I’m sorry we are so behind in posting November’s Collection’s Featurette, but hopefully many of you have already seen it published in the newsletter…
By Todd Galle
This month’s focus object is a delftware (most likely Dutch) charger or platter. The use of earthenware in the food service realm was widespread both in Europe and the colonies. A healthy trade in tin glazed pottery began by the Dutch and later continued by the English, expanded as the colonies matured and developed. Tin ware, wooden bowls, and pewter were augmented and sometimes replaced by imported delftware as socio-economic conditions improved.
The rapid development of Philadelphia as a trading center would have helped to make such goods available to a wide variety of early colonists. This example is useful in interpreting the rapid development of Pennsylvania as both a colony and an economy desirous of bringing a European style of living to the New World.
This artifact also helps to illustrate the museum collection management and curatorial field. People often ask what a curator actually does. The easiest explanation, and one that Pennsbury staff and volunteers can appreciate, is that curators are stewards. We look after not only objects, but also the track the history of the object, the ‘who, what, where, when, why’ type of information helpful in interpreting that item.

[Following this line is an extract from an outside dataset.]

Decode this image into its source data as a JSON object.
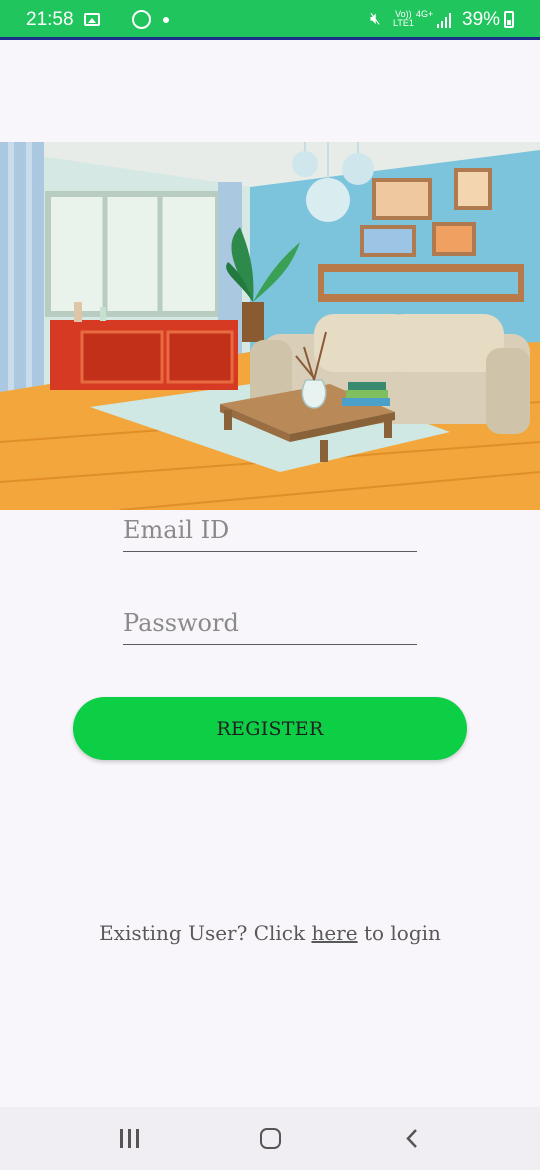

In the next newsletter, I’ll let you know what the file tells us about “PM75.127 / CHARGER, DELFT / 4: Food Service T & E” as well as other curatorial considerations regarding the object.